Data under study
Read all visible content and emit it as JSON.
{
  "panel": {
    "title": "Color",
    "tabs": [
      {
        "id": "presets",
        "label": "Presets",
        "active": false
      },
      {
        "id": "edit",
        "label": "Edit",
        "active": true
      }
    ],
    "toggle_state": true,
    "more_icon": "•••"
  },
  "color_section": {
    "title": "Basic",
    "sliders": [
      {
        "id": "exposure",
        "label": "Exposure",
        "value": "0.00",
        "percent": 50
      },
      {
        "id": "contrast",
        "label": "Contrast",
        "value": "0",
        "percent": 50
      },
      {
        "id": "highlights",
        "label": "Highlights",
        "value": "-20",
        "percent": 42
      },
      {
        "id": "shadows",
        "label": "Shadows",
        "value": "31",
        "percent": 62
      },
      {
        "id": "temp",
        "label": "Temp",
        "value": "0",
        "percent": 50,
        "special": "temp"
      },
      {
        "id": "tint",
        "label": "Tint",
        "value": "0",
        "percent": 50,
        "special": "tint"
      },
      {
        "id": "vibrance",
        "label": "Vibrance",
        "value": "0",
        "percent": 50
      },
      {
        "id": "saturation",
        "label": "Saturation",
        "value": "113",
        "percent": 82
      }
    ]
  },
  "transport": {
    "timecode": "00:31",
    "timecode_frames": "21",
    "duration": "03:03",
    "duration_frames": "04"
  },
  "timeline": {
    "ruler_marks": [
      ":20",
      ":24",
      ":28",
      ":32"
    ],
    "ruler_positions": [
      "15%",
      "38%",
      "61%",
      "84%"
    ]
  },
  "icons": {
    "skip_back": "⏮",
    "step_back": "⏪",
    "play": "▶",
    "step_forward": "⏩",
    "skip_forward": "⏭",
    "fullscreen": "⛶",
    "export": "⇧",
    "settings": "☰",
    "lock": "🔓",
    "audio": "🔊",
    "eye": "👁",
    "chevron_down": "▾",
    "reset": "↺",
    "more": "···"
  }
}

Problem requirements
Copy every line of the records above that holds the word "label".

The answer
        "label": "Presets",
        "label": "Edit",
        "label": "Exposure",
        "label": "Contrast",
        "label": "Highlights",
        "label": "Shadows",
        "label": "Temp",
        "label": "Tint",
        "label": "Vibrance",
        "label": "Saturation",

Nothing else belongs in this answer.